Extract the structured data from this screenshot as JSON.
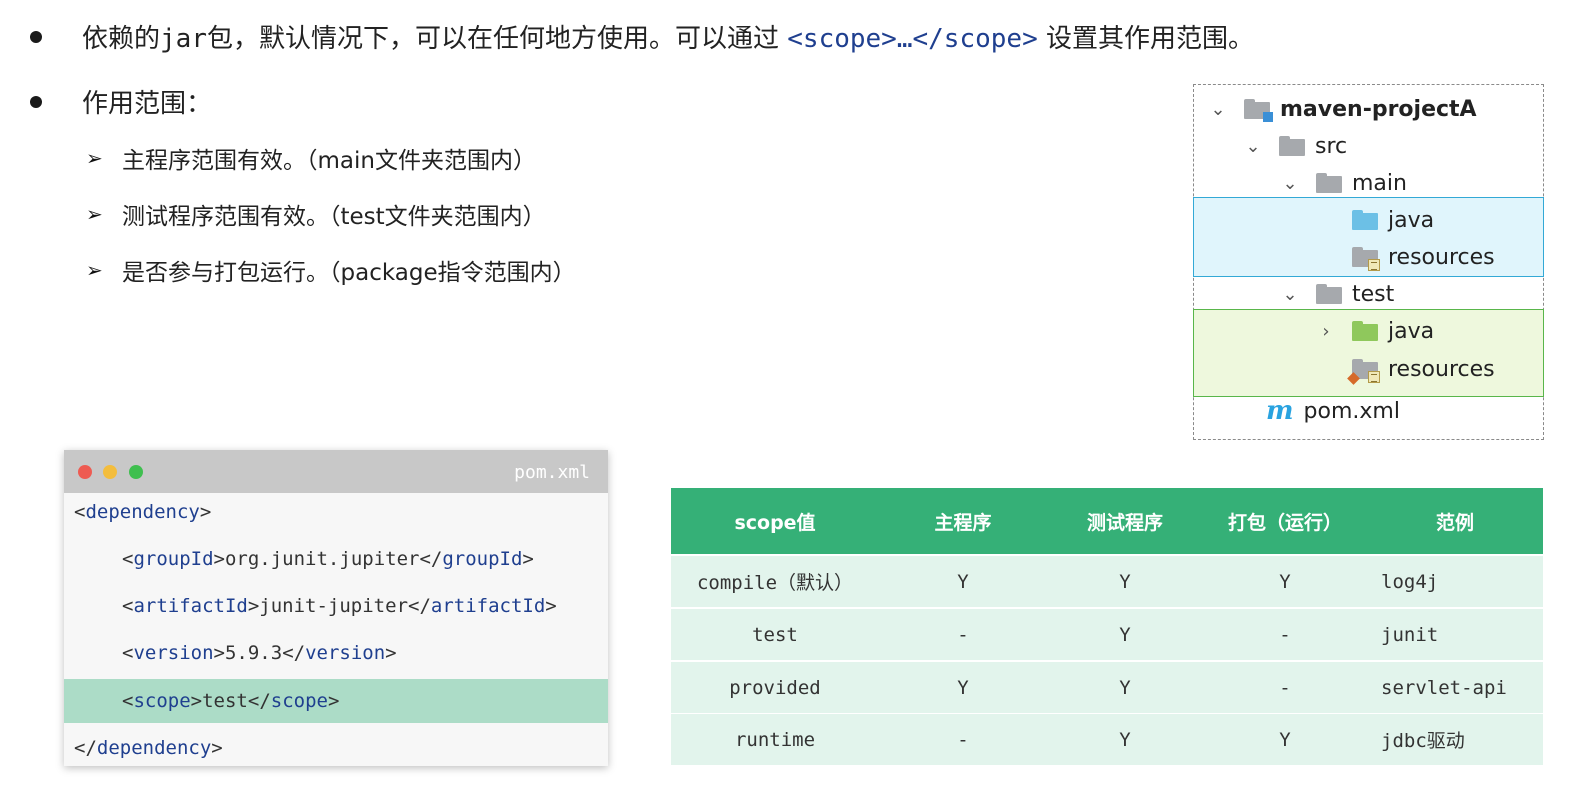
{
  "bullets": {
    "first": {
      "text_a": "依赖的",
      "text_jar": "jar",
      "text_b": "包，默认情况下，可以在任何地方使用。可以通过",
      "code": "<scope>…</scope>",
      "text_c": "设置其作用范围。"
    },
    "second": {
      "text": "作用范围："
    }
  },
  "sub_items": [
    {
      "text": "主程序范围有效。（main文件夹范围内）"
    },
    {
      "text": "测试程序范围有效。（test文件夹范围内）"
    },
    {
      "text": "是否参与打包运行。（package指令范围内）"
    }
  ],
  "tree": {
    "project": "maven-projectA",
    "src": "src",
    "main": "main",
    "main_java": "java",
    "main_resources": "resources",
    "test": "test",
    "test_java": "java",
    "test_resources": "resources",
    "pom": "pom.xml",
    "pom_icon": "m",
    "highlight_colors": {
      "main": "#e0f5fc",
      "test": "#eef8dd"
    }
  },
  "code_window": {
    "title": "pom.xml",
    "traffic_lights": [
      "#ee5b52",
      "#f3bd3d",
      "#3fbf4f"
    ],
    "lines": [
      {
        "open": "<",
        "tag": "dependency",
        "close": ">",
        "content": "",
        "end_open": "",
        "end_tag": "",
        "end_close": ""
      },
      {
        "open": "<",
        "tag": "groupId",
        "close": ">",
        "content": "org.junit.jupiter",
        "end_open": "</",
        "end_tag": "groupId",
        "end_close": ">"
      },
      {
        "open": "<",
        "tag": "artifactId",
        "close": ">",
        "content": "junit-jupiter",
        "end_open": "</",
        "end_tag": "artifactId",
        "end_close": ">"
      },
      {
        "open": "<",
        "tag": "version",
        "close": ">",
        "content": "5.9.3",
        "end_open": "</",
        "end_tag": "version",
        "end_close": ">"
      },
      {
        "open": "<",
        "tag": "scope",
        "close": ">",
        "content": "test",
        "end_open": "</",
        "end_tag": "scope",
        "end_close": ">"
      },
      {
        "open": "</",
        "tag": "dependency",
        "close": ">",
        "content": "",
        "end_open": "",
        "end_tag": "",
        "end_close": ""
      }
    ],
    "highlight_color": "#acdcc7"
  },
  "scope_table": {
    "header_color": "#35b077",
    "row_color": "#e2f4ec",
    "headers": [
      "scope值",
      "主程序",
      "测试程序",
      "打包（运行）",
      "范例"
    ],
    "rows": [
      [
        "compile（默认）",
        "Y",
        "Y",
        "Y",
        "log4j"
      ],
      [
        "test",
        "-",
        "Y",
        "-",
        "junit"
      ],
      [
        "provided",
        "Y",
        "Y",
        "-",
        "servlet-api"
      ],
      [
        "runtime",
        "-",
        "Y",
        "Y",
        "jdbc驱动"
      ]
    ]
  }
}
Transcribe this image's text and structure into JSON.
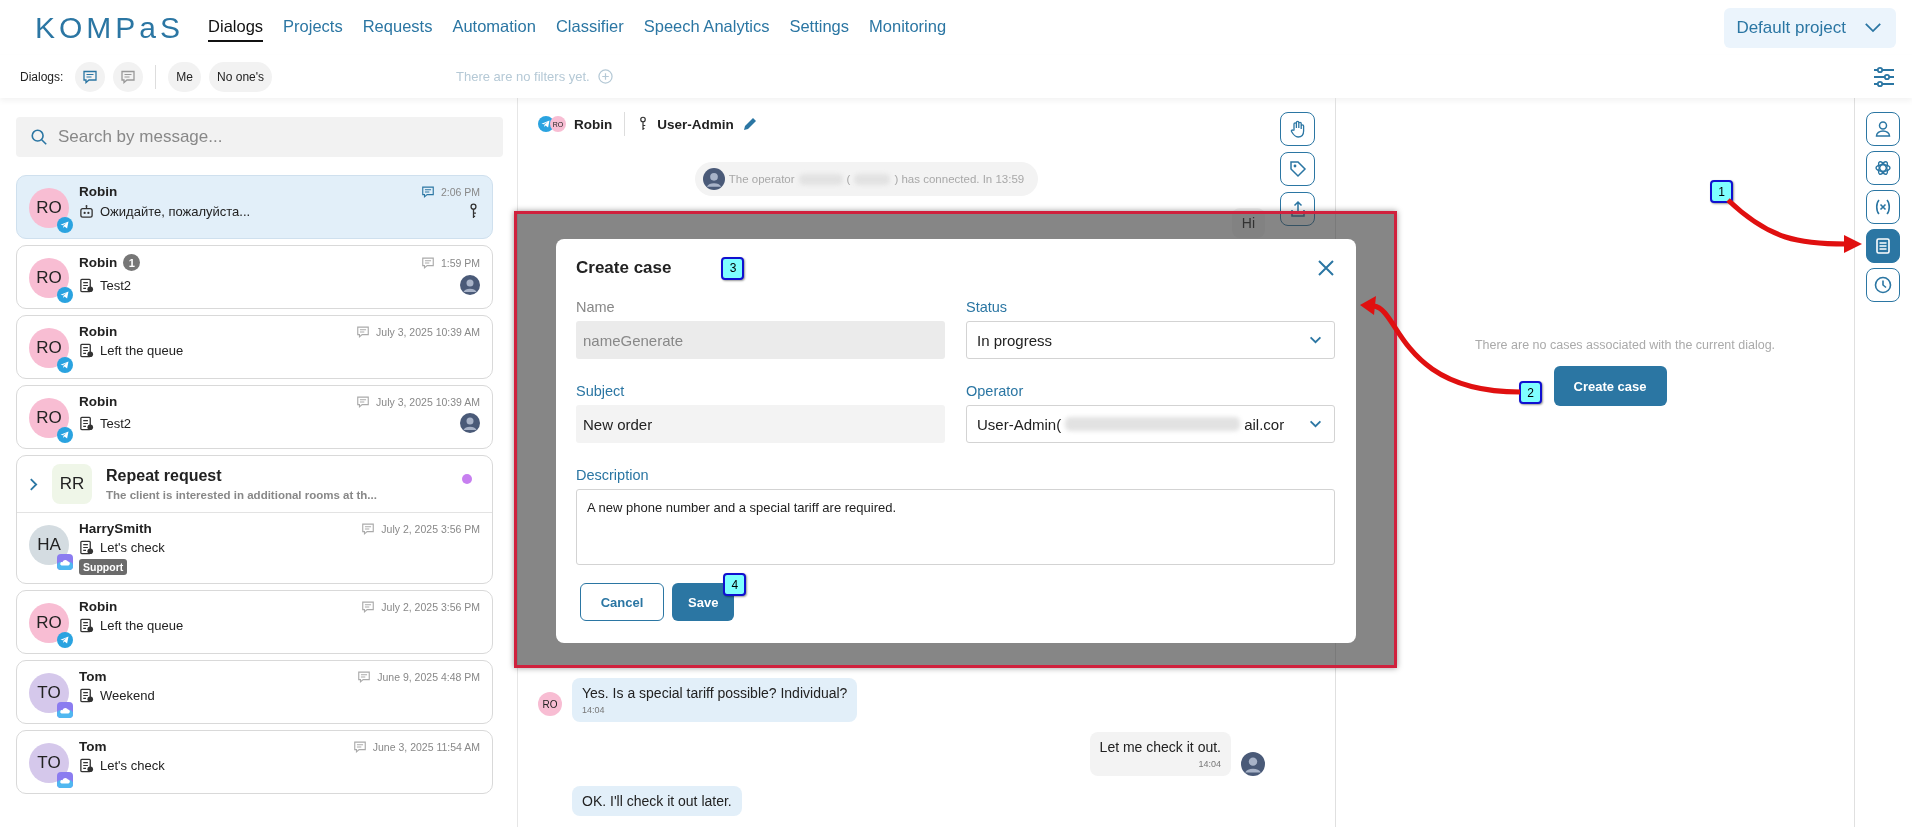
{
  "nav": {
    "logo": "KOMPaS",
    "items": [
      {
        "label": "Dialogs",
        "selected": true
      },
      {
        "label": "Projects",
        "selected": false
      },
      {
        "label": "Requests",
        "selected": false
      },
      {
        "label": "Automation",
        "selected": false
      },
      {
        "label": "Classifier",
        "selected": false
      },
      {
        "label": "Speech Analytics",
        "selected": false
      },
      {
        "label": "Settings",
        "selected": false
      },
      {
        "label": "Monitoring",
        "selected": false
      }
    ],
    "project": "Default project"
  },
  "filters": {
    "label": "Dialogs:",
    "view_buttons": [
      {
        "selected": true
      },
      {
        "selected": false
      }
    ],
    "chips": [
      "Me",
      "No one's"
    ],
    "empty": "There are no filters yet."
  },
  "search": {
    "placeholder": "Search by message..."
  },
  "dialogs": [
    {
      "kind": "dialog",
      "initials": "RO",
      "color": "#f8bdd3",
      "channel": {
        "kind": "telegram"
      },
      "name": "Robin",
      "time": "2:06 PM",
      "preview": {
        "kind": "bot"
      },
      "message": "Ожидайте, пожалуйста...",
      "assignee": {
        "kind": "figure"
      },
      "selected": true
    },
    {
      "kind": "dialog",
      "initials": "RO",
      "color": "#f8bdd3",
      "channel": {
        "kind": "telegram"
      },
      "name": "Robin",
      "unread": "1",
      "time": "1:59 PM",
      "preview": {
        "kind": "case"
      },
      "message": "Test2",
      "assignee": {
        "kind": "avatar"
      },
      "selected": false
    },
    {
      "kind": "dialog",
      "initials": "RO",
      "color": "#f8bdd3",
      "channel": {
        "kind": "telegram"
      },
      "name": "Robin",
      "time": "July 3, 2025 10:39 AM",
      "preview": {
        "kind": "case"
      },
      "message": "Left the queue",
      "selected": false
    },
    {
      "kind": "dialog",
      "initials": "RO",
      "color": "#f8bdd3",
      "channel": {
        "kind": "telegram"
      },
      "name": "Robin",
      "time": "July 3, 2025 10:39 AM",
      "preview": {
        "kind": "case"
      },
      "message": "Test2",
      "assignee": {
        "kind": "avatar"
      },
      "selected": false
    },
    {
      "kind": "group",
      "initials": "RR",
      "color": "#eff6e8",
      "title": "Repeat request",
      "subtitle": "The client is interested in additional rooms at th...",
      "dot": {
        "color": "#c77ff0"
      },
      "children": [
        {
          "kind": "dialog",
          "initials": "HA",
          "color": "#d4dce1",
          "channel": {
            "kind": "cloud"
          },
          "name": "HarrySmith",
          "time": "July 2, 2025 3:56 PM",
          "preview": {
            "kind": "case"
          },
          "message": "Let's check",
          "tag": "Support",
          "selected": false
        }
      ]
    },
    {
      "kind": "dialog",
      "initials": "RO",
      "color": "#f8bdd3",
      "channel": {
        "kind": "telegram"
      },
      "name": "Robin",
      "time": "July 2, 2025 3:56 PM",
      "preview": {
        "kind": "case"
      },
      "message": "Left the queue",
      "selected": false
    },
    {
      "kind": "dialog",
      "initials": "TO",
      "color": "#d5c8eb",
      "channel": {
        "kind": "cloud"
      },
      "name": "Tom",
      "time": "June 9, 2025 4:48 PM",
      "preview": {
        "kind": "case"
      },
      "message": "Weekend",
      "selected": false
    },
    {
      "kind": "dialog",
      "initials": "TO",
      "color": "#d5c8eb",
      "channel": {
        "kind": "cloud"
      },
      "name": "Tom",
      "time": "June 3, 2025 11:54 AM",
      "preview": {
        "kind": "case"
      },
      "message": "Let's check",
      "selected": false
    }
  ],
  "chat": {
    "channel": {
      "kind": "telegram"
    },
    "initials": "RO",
    "name": "Robin",
    "operator": "User-Admin",
    "system": [
      "The operator",
      "(",
      ") has connected. In 13:59"
    ],
    "actions": [
      {
        "kind": "hand"
      },
      {
        "kind": "tag"
      },
      {
        "kind": "share"
      }
    ],
    "messages": [
      {
        "kind": "out",
        "text": "Hi"
      },
      {
        "kind": "in",
        "initials": "RO",
        "text": "Yes. Is a special tariff possible? Individual?",
        "time": "14:04"
      },
      {
        "kind": "out",
        "text": "Let me check it out.",
        "time": "14:04",
        "avatar": true
      },
      {
        "kind": "in",
        "text": "OK. I'll check it out later."
      }
    ]
  },
  "cases": {
    "empty": "There are no cases associated with the current dialog.",
    "button": "Create case"
  },
  "side_tabs": [
    {
      "kind": "person",
      "selected": false
    },
    {
      "kind": "ai",
      "selected": false
    },
    {
      "kind": "variable",
      "selected": false
    },
    {
      "kind": "cases",
      "selected": true
    },
    {
      "kind": "history",
      "selected": false
    }
  ],
  "modal": {
    "title": "Create case",
    "fields": [
      {
        "label": "Name",
        "kind": "text",
        "value": "nameGenerate",
        "disabled": true
      },
      {
        "label": "Status",
        "kind": "select",
        "value": "In progress",
        "disabled": false
      },
      {
        "label": "Subject",
        "kind": "text",
        "value": "New order",
        "disabled": false
      },
      {
        "label": "Operator",
        "kind": "select",
        "value": "User-Admin(",
        "value_tail": "ail.cor",
        "disabled": false
      },
      {
        "label": "Description",
        "kind": "textarea",
        "value": "A new phone number and a special tariff are required.",
        "disabled": false
      }
    ],
    "buttons": [
      {
        "label": "Cancel",
        "kind": "secondary"
      },
      {
        "label": "Save",
        "kind": "primary"
      }
    ]
  },
  "steps": [
    "1",
    "2",
    "3",
    "4"
  ]
}
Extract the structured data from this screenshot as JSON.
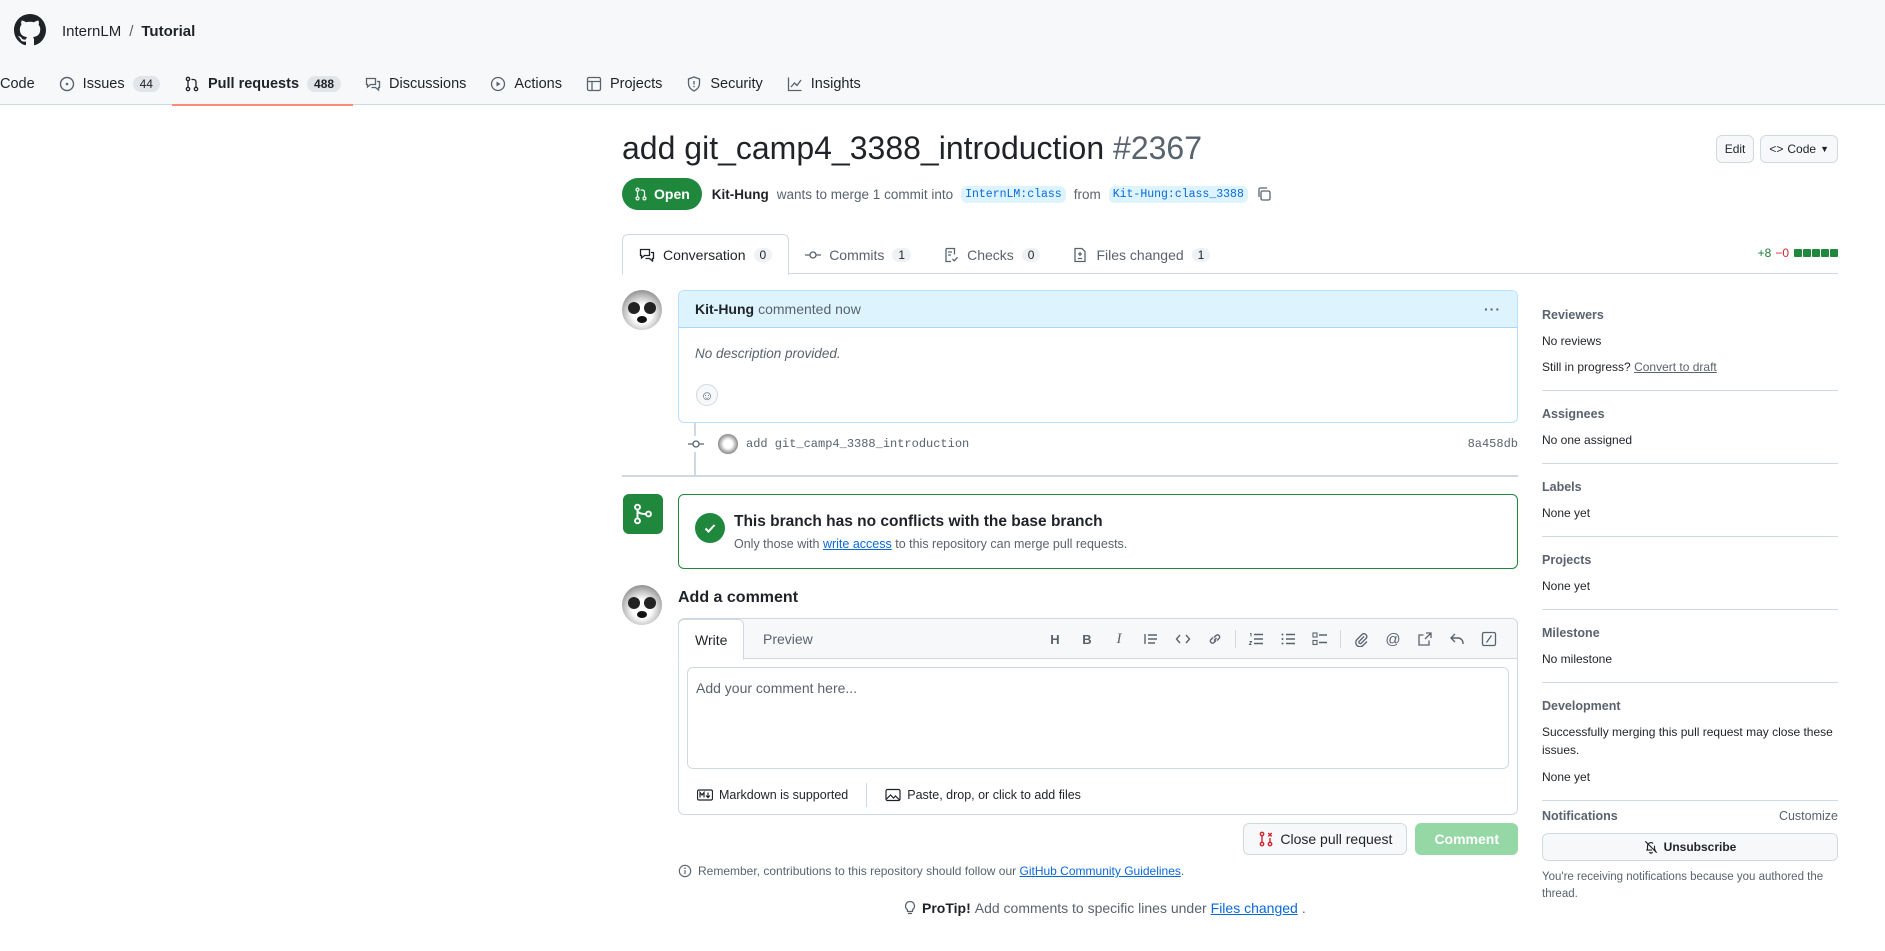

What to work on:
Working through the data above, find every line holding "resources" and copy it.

Answer space:
    "main_resources": "resources",
    "test_resources": "resources",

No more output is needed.